WORK ORDER →
Print out each record below, unaltered and complete, without its images.

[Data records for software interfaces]
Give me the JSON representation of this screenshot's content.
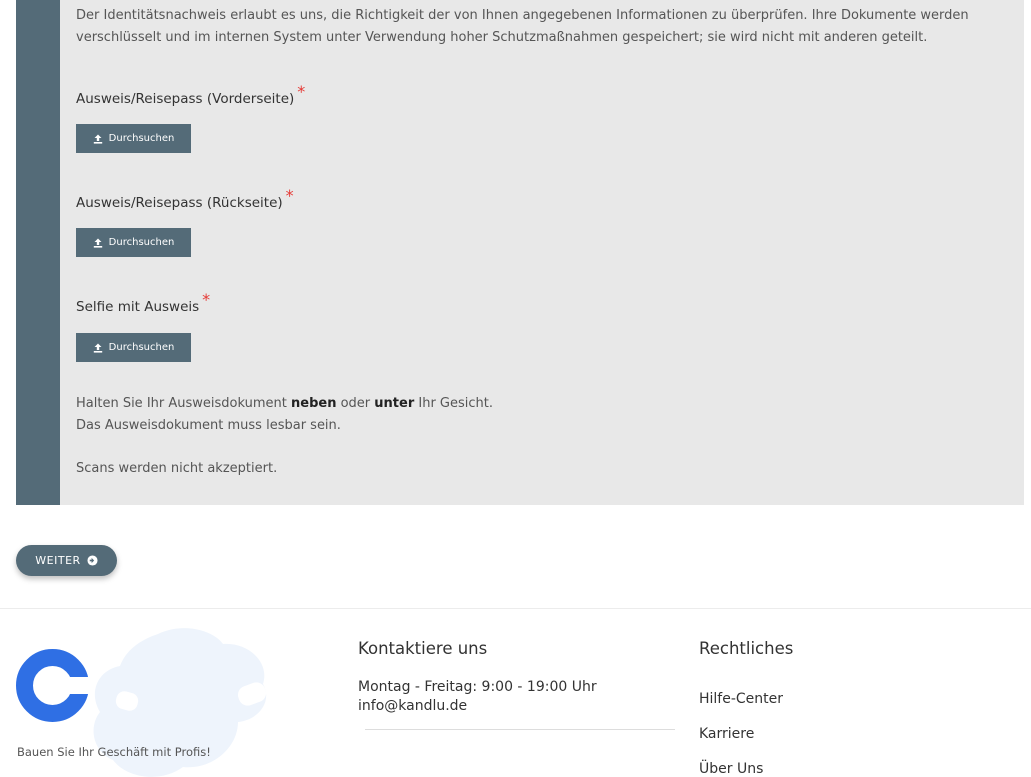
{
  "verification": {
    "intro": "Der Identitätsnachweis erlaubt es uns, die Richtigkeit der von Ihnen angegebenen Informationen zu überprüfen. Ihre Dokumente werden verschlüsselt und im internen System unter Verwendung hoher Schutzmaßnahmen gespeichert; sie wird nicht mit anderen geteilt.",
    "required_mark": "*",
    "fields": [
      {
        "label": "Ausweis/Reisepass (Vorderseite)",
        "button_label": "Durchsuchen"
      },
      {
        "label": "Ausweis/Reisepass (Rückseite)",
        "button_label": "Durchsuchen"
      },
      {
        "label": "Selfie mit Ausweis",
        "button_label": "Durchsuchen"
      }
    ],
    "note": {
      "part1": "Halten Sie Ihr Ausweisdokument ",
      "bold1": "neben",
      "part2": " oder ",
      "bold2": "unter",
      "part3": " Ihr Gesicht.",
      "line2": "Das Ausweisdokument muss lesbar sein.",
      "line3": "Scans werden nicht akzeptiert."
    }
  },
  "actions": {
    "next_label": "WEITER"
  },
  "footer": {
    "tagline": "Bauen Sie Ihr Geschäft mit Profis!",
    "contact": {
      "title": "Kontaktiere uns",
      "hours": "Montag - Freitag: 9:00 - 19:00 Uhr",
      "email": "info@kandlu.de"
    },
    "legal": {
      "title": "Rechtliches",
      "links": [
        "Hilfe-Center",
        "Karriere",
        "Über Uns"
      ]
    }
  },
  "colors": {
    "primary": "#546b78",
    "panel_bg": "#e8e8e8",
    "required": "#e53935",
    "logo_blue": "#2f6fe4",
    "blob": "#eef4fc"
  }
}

RESULT →
Give me the JSON representation of this screenshot's content.
{
  "verification": {
    "intro": "Der Identitätsnachweis erlaubt es uns, die Richtigkeit der von Ihnen angegebenen Informationen zu überprüfen. Ihre Dokumente werden verschlüsselt und im internen System unter Verwendung hoher Schutzmaßnahmen gespeichert; sie wird nicht mit anderen geteilt.",
    "required_mark": "*",
    "fields": [
      {
        "label": "Ausweis/Reisepass (Vorderseite)",
        "button_label": "Durchsuchen"
      },
      {
        "label": "Ausweis/Reisepass (Rückseite)",
        "button_label": "Durchsuchen"
      },
      {
        "label": "Selfie mit Ausweis",
        "button_label": "Durchsuchen"
      }
    ],
    "note": {
      "part1": "Halten Sie Ihr Ausweisdokument ",
      "bold1": "neben",
      "part2": " oder ",
      "bold2": "unter",
      "part3": " Ihr Gesicht.",
      "line2": "Das Ausweisdokument muss lesbar sein.",
      "line3": "Scans werden nicht akzeptiert."
    }
  },
  "actions": {
    "next_label": "WEITER"
  },
  "footer": {
    "tagline": "Bauen Sie Ihr Geschäft mit Profis!",
    "contact": {
      "title": "Kontaktiere uns",
      "hours": "Montag - Freitag: 9:00 - 19:00 Uhr",
      "email": "info@kandlu.de"
    },
    "legal": {
      "title": "Rechtliches",
      "links": [
        "Hilfe-Center",
        "Karriere",
        "Über Uns"
      ]
    }
  },
  "colors": {
    "primary": "#546b78",
    "panel_bg": "#e8e8e8",
    "required": "#e53935",
    "logo_blue": "#2f6fe4",
    "blob": "#eef4fc"
  }
}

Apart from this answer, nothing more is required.